7. Buy good filters.  We spent the extra money on low maintenance ceramic filters.  These last many years (we replaced ours for the first time after 8 years).  But the real value in them is that they can be put into your dishwasher and cleaned on a no heat cycle using no detergent.  We stop the cycle once or twice to re-position the four filters which ensures thorough cleaning, but they require no other maintenance.  We have spoken to spa owners who must hose off their filters weekly or monthly and replace them yearly.  We clean them once every 2 months or so effortlessly in the dishwasher.

8. Get your water tested. This sort of goes along with #6, but each time you start up your spa after cleaning.  put your initial chemicals in, let it circulate and heat over night, and then take a sample of the water to a reputable local pool/spa dealer.  They may charge you a nominal fee for testing, but they can immediately tell you if your pH is off or if any of the other readings is out of whack.  We used to buy test kits, but they are not very accurate, go bad quickly, and are expensive.  And if you own a kit you tend to mess with the water too much.  Remember – K.I.S.S.

9. Buy a small sump pump for emptying.  This was good advice that our dealer gave us.  For  about $75 at your home center you can buy a pump that will empty your spa in less than a half hour.  This greatly cuts down cleaning time.  Want to empty it even faster, run the sump pump and set up a second hose as a syphon, provided your tub is a little above ground level or you live on a hill.  It really works and will amaze the kids.

10. No abrasives, and hardly any soap when cleaning.  All you really need is a teflon-safe scrub pad and some warm water.  For stubborn stains at the water line, a little dot of Softscrub might help.

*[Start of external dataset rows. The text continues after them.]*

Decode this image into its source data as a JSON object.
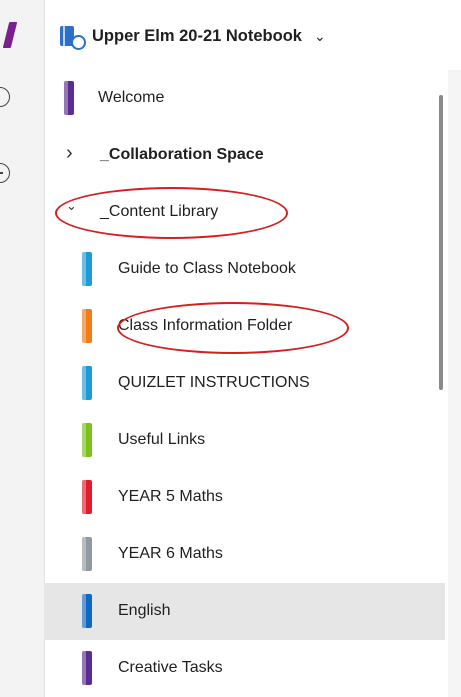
{
  "notebook": {
    "title": "Upper Elm 20-21 Notebook",
    "chevron": "⌄"
  },
  "sections": [
    {
      "label": "Welcome",
      "color": "#5c2d91",
      "kind": "section"
    },
    {
      "label": "_Collaboration Space",
      "kind": "group",
      "chevron": "›"
    },
    {
      "label": "_Content Library",
      "kind": "group-open",
      "chevron": "⌄"
    },
    {
      "label": "Guide to Class Notebook",
      "color": "#1e9bd7",
      "kind": "section"
    },
    {
      "label": "Class Information Folder",
      "color": "#f07c1a",
      "kind": "section"
    },
    {
      "label": "QUIZLET INSTRUCTIONS",
      "color": "#1e9bd7",
      "kind": "section"
    },
    {
      "label": "Useful Links",
      "color": "#7cc11c",
      "kind": "section"
    },
    {
      "label": "YEAR 5 Maths",
      "color": "#e01d2d",
      "kind": "section"
    },
    {
      "label": "YEAR 6 Maths",
      "color": "#8f9aa0",
      "kind": "section"
    },
    {
      "label": "English",
      "color": "#1068c0",
      "kind": "section",
      "selected": true
    },
    {
      "label": "Creative Tasks",
      "color": "#5c2d91",
      "kind": "section"
    }
  ],
  "annotation_color": "#d42020"
}
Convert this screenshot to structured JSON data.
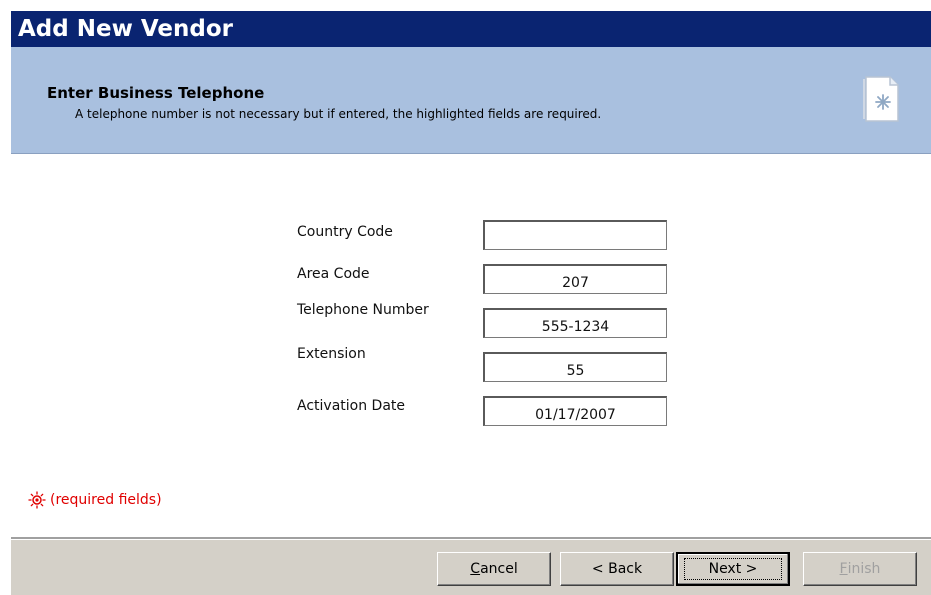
{
  "window": {
    "title": "Add New Vendor"
  },
  "header": {
    "title": "Enter Business Telephone",
    "subtitle": "A telephone number is not necessary but if entered, the highlighted fields are required.",
    "icon": "wizard-page-icon"
  },
  "form": {
    "fields": [
      {
        "label": "Country Code",
        "value": ""
      },
      {
        "label": "Area Code",
        "value": "207"
      },
      {
        "label": "Telephone Number",
        "value": "555-1234"
      },
      {
        "label": "Extension",
        "value": "55"
      },
      {
        "label": "Activation Date",
        "value": "01/17/2007"
      }
    ]
  },
  "required_note": {
    "icon": "required-field-icon",
    "text": "(required fields)",
    "color": "#e00000"
  },
  "buttons": {
    "cancel": {
      "accel": "C",
      "rest": "ancel"
    },
    "back": "< Back",
    "next": "Next >",
    "finish": {
      "accel": "F",
      "rest": "inish"
    }
  },
  "colors": {
    "titlebar": "#0a2471",
    "header": "#a9c0df",
    "footer": "#d4d0c8"
  }
}
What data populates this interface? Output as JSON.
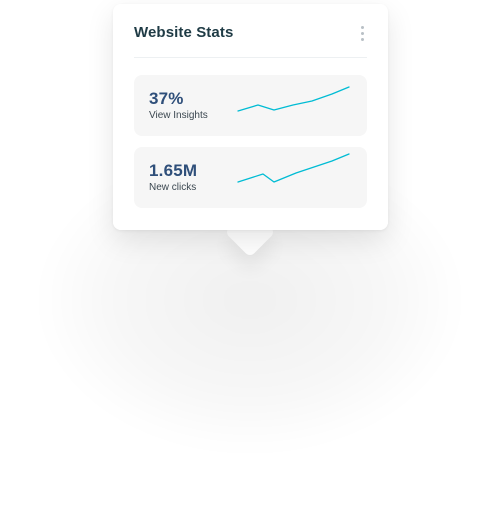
{
  "card": {
    "title": "Website Stats",
    "menu_icon": "more-vertical-icon"
  },
  "metrics": [
    {
      "value": "37%",
      "label": "View Insights",
      "trend_color": "#00bcd4"
    },
    {
      "value": "1.65M",
      "label": "New clicks",
      "trend_color": "#00bcd4"
    }
  ],
  "colors": {
    "title": "#1f3b45",
    "metric_value": "#2f4f7a",
    "metric_bg": "#f6f6f6",
    "accent": "#00bcd4"
  }
}
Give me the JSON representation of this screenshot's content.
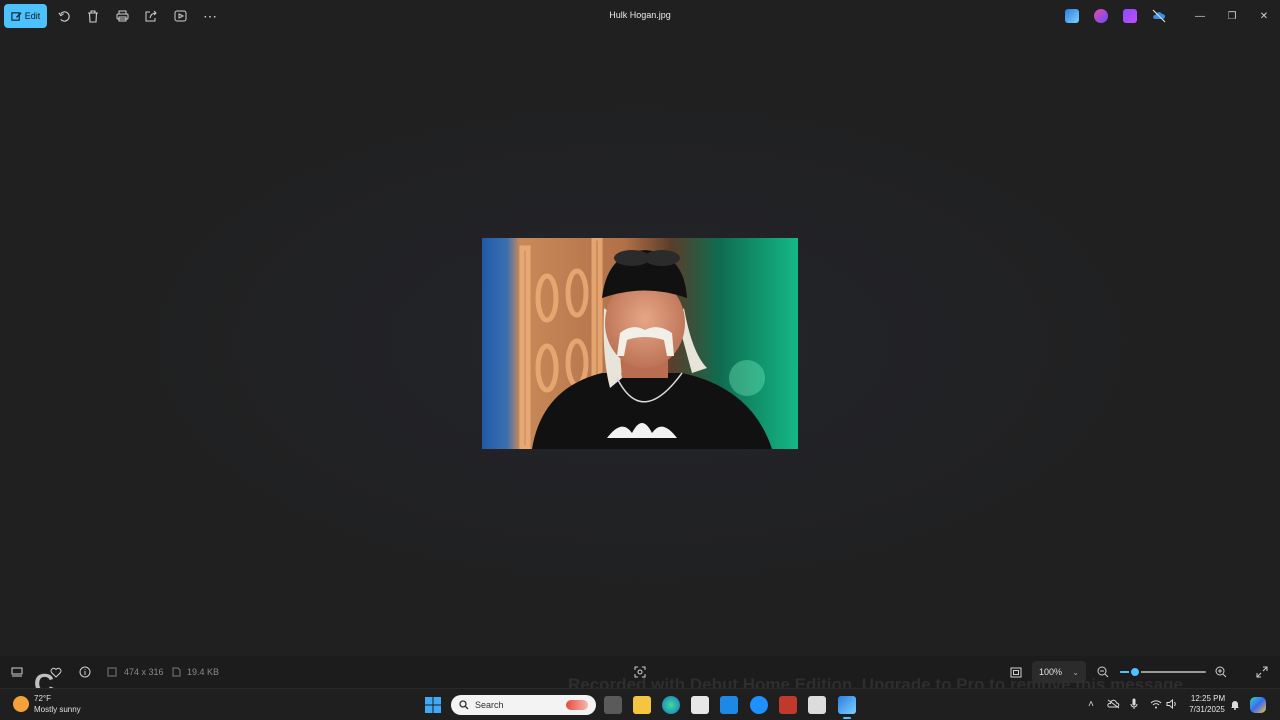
{
  "window": {
    "title": "Hulk Hogan.jpg"
  },
  "toolbar": {
    "edit_label": "Edit",
    "icons": [
      "rotate-icon",
      "delete-icon",
      "print-icon",
      "share-icon",
      "slideshow-icon",
      "more-icon"
    ],
    "more_label": "⋯"
  },
  "window_controls": {
    "minimize": "—",
    "restore": "❐",
    "close": "✕"
  },
  "status": {
    "dimensions": "474 x 316",
    "file_size": "19.4 KB",
    "zoom": "100%",
    "zoom_level": 0.17
  },
  "watermark": {
    "text": "Recorded with Debut Home Edition. Upgrade to Pro to remove this message"
  },
  "logo_letter": "C",
  "taskbar": {
    "weather_temp": "72°F",
    "weather_condition": "Mostly sunny",
    "search_label": "Search",
    "time": "12:25 PM",
    "date": "7/31/2025"
  },
  "colors": {
    "accent": "#4cc2ff",
    "background": "#202020"
  }
}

11.  A few other things. 

Buy a good lid, and yes, buy good lifters.  Our lid is in need of replacement, and the lifters are starting to show wear.  But they are 10 years old.

No glass in the tub.  If you are drinking beer, drink from a can or cup.  If you are a wine drinker, a plastic cup will have to do.  If you are a scotch drinker, have your scotch after you get out of the tub.

Drink lots of water while in the tub.  Yes, you sweat while you are in it.

Avoid body lotions and perfume.  They gum up the works and are frankly unpleasant to be around.  Make that friend of yours shower before she gets in, or you will have a slick of that garbage she wears on every surface of the tub and you’ll have to empty it prematurely.

Don’t buy the gimmicks.  They put everything from sound systems to fountains in them, mostly aimed at driving up the price.  You don’t need ’em.

Enjoy some time to yourself. Go sit in the hot tub when the sun is coming up and everyone else is still asleep.  It is a great way to start the day.

Enjoy the time with your family.  We’ve found that we have our most deep conversations while relaxing in the spa.  That is worth its weight in gold.